## [WHAT IS EXPECTED]
Where a line of the records contains the word "been", show that line.

Stored records
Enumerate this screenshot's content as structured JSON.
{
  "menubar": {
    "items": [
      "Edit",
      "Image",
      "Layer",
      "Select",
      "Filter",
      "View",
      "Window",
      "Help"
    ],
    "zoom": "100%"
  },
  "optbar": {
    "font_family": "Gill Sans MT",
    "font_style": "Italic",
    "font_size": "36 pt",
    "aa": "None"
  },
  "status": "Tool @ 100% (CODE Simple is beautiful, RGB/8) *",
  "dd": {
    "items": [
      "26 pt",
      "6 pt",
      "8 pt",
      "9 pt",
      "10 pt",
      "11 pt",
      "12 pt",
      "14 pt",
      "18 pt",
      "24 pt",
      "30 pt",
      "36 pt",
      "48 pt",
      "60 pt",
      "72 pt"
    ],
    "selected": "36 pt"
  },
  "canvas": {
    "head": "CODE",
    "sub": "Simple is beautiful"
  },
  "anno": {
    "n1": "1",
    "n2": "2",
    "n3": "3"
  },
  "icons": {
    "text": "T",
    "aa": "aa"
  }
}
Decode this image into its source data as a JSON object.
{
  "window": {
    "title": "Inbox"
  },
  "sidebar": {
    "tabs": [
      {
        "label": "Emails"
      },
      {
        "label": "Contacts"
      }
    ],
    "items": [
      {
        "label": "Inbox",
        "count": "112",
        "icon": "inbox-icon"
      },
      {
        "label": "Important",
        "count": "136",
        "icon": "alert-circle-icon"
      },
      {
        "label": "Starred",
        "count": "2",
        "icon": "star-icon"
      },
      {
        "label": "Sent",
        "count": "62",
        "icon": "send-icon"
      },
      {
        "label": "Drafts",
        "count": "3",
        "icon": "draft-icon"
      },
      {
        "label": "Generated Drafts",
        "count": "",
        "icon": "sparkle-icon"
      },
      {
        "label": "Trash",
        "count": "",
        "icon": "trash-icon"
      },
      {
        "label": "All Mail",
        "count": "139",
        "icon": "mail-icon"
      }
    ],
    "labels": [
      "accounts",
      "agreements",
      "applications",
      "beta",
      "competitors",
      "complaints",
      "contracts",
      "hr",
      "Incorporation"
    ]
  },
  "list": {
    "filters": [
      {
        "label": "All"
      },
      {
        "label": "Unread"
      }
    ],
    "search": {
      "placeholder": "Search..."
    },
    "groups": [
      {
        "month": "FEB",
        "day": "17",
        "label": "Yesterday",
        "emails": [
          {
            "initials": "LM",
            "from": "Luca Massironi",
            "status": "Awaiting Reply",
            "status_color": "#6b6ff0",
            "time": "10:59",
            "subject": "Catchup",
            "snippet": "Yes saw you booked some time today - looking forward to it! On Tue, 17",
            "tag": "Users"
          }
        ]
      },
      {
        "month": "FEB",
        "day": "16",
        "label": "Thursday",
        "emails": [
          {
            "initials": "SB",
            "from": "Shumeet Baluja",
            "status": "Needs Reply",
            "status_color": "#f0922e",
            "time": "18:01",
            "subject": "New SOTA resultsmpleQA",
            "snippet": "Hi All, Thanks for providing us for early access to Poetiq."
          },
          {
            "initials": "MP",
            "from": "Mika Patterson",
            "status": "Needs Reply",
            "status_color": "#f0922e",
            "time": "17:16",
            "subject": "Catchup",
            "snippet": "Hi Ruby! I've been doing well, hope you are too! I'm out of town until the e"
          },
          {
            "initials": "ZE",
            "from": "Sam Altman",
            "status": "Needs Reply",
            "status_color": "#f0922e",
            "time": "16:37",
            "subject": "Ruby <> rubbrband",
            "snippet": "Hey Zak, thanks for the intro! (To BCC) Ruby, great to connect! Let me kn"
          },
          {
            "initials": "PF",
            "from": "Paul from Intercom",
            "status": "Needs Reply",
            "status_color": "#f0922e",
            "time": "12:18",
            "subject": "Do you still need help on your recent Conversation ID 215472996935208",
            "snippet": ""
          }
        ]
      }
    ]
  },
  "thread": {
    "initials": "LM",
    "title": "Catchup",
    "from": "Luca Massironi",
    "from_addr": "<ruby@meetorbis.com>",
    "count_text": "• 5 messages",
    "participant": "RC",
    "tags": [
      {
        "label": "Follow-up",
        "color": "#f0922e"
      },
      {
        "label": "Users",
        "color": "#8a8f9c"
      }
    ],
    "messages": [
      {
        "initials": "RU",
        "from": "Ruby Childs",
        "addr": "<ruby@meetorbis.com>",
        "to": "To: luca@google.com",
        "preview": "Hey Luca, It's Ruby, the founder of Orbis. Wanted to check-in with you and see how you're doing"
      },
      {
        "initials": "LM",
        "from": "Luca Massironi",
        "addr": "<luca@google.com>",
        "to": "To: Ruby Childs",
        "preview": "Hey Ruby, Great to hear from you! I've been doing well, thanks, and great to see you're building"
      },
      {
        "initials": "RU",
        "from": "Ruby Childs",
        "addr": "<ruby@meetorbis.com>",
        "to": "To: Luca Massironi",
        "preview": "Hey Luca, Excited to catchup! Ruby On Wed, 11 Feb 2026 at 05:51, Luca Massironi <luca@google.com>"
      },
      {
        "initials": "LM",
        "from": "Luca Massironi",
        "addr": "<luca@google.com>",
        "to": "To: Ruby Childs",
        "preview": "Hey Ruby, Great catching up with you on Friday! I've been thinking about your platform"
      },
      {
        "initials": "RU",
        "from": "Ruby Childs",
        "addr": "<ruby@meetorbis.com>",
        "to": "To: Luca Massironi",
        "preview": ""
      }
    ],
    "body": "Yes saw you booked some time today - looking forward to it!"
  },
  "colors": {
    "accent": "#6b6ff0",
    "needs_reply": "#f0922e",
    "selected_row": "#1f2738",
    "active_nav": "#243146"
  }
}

## [RESPONSE AREA]
            "snippet": "Hi Ruby! I've been doing well, hope you are too! I'm out of town until the e"
        "preview": "Hey Ruby, Great to hear from you! I've been doing well, thanks, and great to see you're building"
        "preview": "Hey Ruby, Great catching up with you on Friday! I've been thinking about your platform"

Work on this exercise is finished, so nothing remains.